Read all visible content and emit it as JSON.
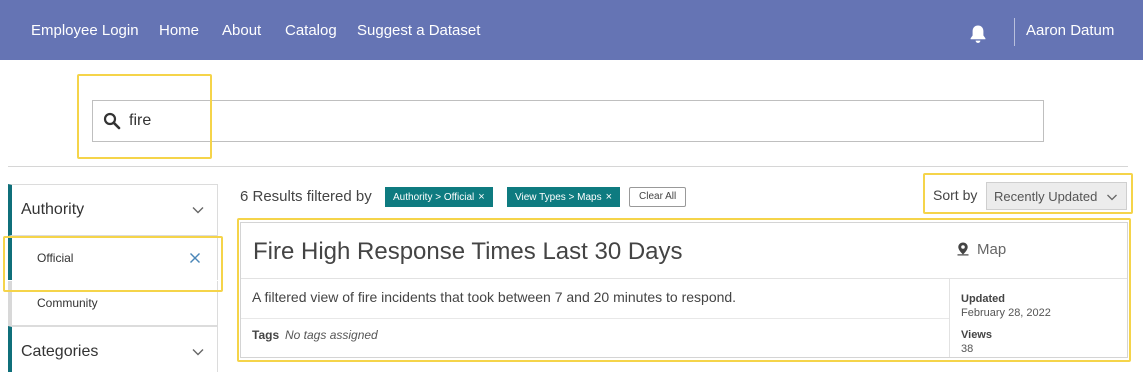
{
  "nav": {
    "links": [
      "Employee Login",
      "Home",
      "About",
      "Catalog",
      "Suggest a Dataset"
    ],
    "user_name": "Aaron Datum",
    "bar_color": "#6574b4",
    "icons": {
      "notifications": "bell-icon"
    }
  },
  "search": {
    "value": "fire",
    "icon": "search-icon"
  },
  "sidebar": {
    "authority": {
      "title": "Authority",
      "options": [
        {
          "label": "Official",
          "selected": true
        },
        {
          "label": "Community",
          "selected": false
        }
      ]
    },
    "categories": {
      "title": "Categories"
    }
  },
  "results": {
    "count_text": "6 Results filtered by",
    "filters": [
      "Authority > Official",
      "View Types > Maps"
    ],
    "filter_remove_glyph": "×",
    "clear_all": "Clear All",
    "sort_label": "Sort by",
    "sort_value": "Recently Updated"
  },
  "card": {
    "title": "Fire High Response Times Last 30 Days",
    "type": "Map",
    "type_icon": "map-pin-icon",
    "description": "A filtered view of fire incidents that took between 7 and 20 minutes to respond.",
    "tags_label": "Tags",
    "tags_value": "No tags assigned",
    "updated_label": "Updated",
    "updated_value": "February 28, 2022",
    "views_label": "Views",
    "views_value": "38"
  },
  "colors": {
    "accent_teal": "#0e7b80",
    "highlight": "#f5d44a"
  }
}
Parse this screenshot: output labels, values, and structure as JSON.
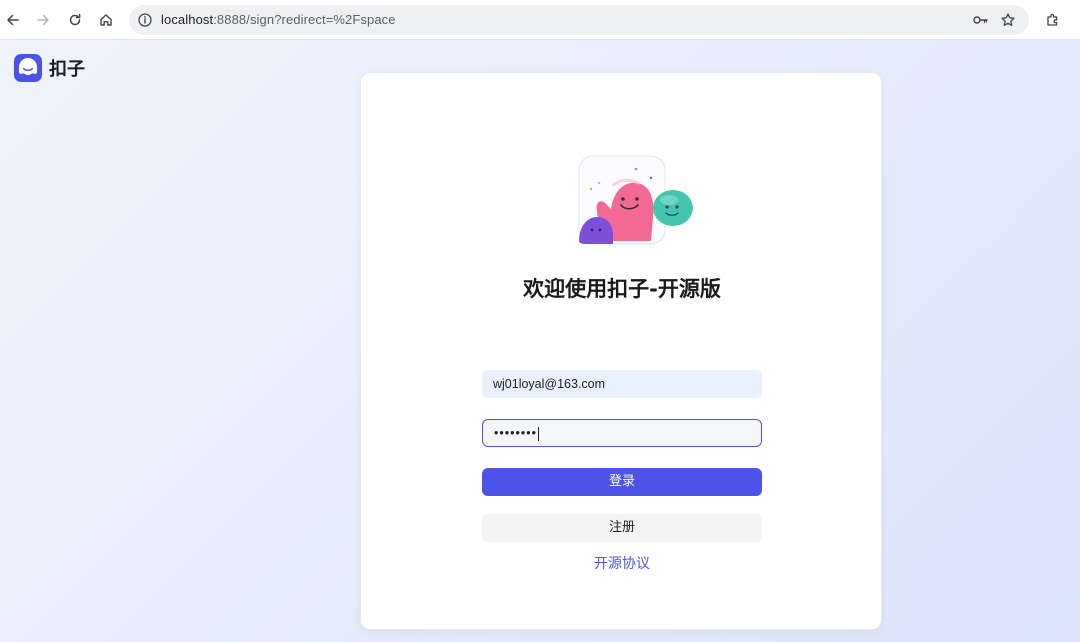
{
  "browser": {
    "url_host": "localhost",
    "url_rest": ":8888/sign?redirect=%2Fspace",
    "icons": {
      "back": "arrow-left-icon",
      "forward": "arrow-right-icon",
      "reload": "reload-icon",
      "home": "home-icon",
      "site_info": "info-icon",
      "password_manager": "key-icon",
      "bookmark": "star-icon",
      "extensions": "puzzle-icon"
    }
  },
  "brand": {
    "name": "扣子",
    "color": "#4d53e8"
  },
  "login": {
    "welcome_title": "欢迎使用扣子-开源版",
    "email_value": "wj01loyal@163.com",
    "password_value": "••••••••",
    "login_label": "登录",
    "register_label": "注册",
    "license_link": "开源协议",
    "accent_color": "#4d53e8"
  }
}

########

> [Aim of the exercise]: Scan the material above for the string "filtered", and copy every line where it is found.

> [Written answer]:
    "count_text": "6 Results filtered by",
    "description": "A filtered view of fire incidents that took between 7 and 20 minutes to respond.",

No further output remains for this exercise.